Today’s itinerary was to visit one of Japan’s three finest landscape gardens.
Kairakuen is located in Mito, the capital of Ibaraki Prefecture, one hour northeast of Tokyo by limited express train.
It is known as one of the three most beautiful gardens in Japan, along with Kenrokuen in Kanazawa City and Korakuen in Okayama City.
The staircase that leads to the main gate…
At the top of the stairs is this temple…
Quick ice cream before going in…
Admission is free.
This is what welcomes you inside. The grass would have been green if we came during summer or spring.
The name “Kairakuen” comes from a saying within The Book of Mencius which states, “The ancients would share the pleasures with people, so their pleasures would be hearty and deep.”
It literally means a “park that can be enjoyed together” or “a garden for everyone’s pleasure.”
Tokugawa Nariaki, the ninth feudal lord of the Mito clan who ruled the region (present day Ibaraki prefecture) until about 130 years ago, constructed the garden to share the enjoyment of flowers with the people.
It was built not only for the feudal lords or feudal warriors but also for the commoners, thus making it one of Japan’s first ever public gardens.
The design incorporates characteristics from modern parks as well as a formal Japanese landscape gardens.
Located on a hill, it commands a breathtaking view of beautiful forests and lakes.
PLUM TREES & CHERRY BLOSSOMS
Kairakuen is particularly popular during the plum blossom season which usually takes place from late February through March.

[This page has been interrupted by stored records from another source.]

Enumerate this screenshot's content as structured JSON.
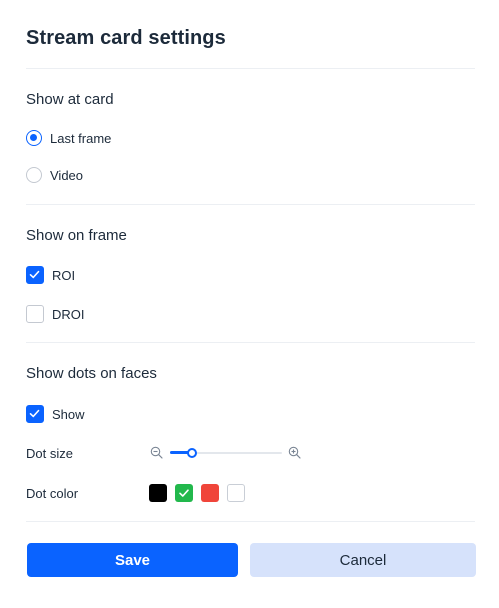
{
  "dialog": {
    "title": "Stream card settings"
  },
  "show_at_card": {
    "title": "Show at card",
    "options": [
      {
        "label": "Last frame",
        "selected": true
      },
      {
        "label": "Video",
        "selected": false
      }
    ]
  },
  "show_on_frame": {
    "title": "Show on frame",
    "options": [
      {
        "label": "ROI",
        "checked": true
      },
      {
        "label": "DROI",
        "checked": false
      }
    ]
  },
  "dots": {
    "title": "Show dots on faces",
    "show_label": "Show",
    "show_checked": true,
    "dot_size_label": "Dot size",
    "dot_size_fraction": 0.2,
    "dot_color_label": "Dot color",
    "colors": [
      {
        "name": "black",
        "hex": "#000000",
        "selected": false
      },
      {
        "name": "green",
        "hex": "#22b84c",
        "selected": true
      },
      {
        "name": "red",
        "hex": "#f0453a",
        "selected": false
      },
      {
        "name": "white",
        "hex": "#ffffff",
        "selected": false
      }
    ]
  },
  "icons": {
    "zoom_out": "zoom-out-icon",
    "zoom_in": "zoom-in-icon",
    "check": "check-icon"
  },
  "accent_color": "#0a63ff",
  "footer": {
    "save_label": "Save",
    "cancel_label": "Cancel"
  }
}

The garden features a forest of 3000 trees of over 100 different plum tree varieties with white, pink and red blossoms.
We were there on November so this is what we got…
Still, it was breathtaking for me. I can just imagine what it would be like in full bloom.
The Kobuntei is a historic three-story wooden building where the lord of Mito would host parties composing Japanese poetry and events to entertain the old.
Admission is charged to enter Kobuntei. Sadly, we didn’t have the chance to go inside and see the views from the top floors.
Everything was picturesque! From extensive bamboo groves, cedar trees to wooden gates.
The garden is known for its cherry blooms in spring, azaleas and wisteria in early summer, and bush clover (hagi) blossoms in the autumn.
Look at all those mix of colors! Click to enlarge photos.
Strolling around the garden was an emotional detoxification for me. Breathing in its historical importance and walking through the scenic lawns made me want to forgive all the evils of the world.
If given a longer time to stay it would have been perfect to just sit, think and write.
3 TRAVEL TIPS
- Get a free map from the entrance so you can plan your walk and go to all the highlights.
2. Bring some light snacks that you can have while gazing at the view from the top of the hill.
3. Go early in the morning so you can maximize the peace and quiet.
Words in italics are not mine and are taken from these helpful sites:
|The flight||Sick and stuck in Mito|
|The arrival||The Kairakuen Garden|
|Memorial Sunday||Lake Senba (Senbako Lake)|
|Travel to Mito, Iberaki||Life in Mito|
|Review: Mito Riverside Hotel||A day in Ueno Tokyo|
9 thoughts on “Japan: The Kairakuen Garden”
The place is so nice. I hope I can visit that place too. ❤
Yes, it’s one of the highlights of my trip 🙂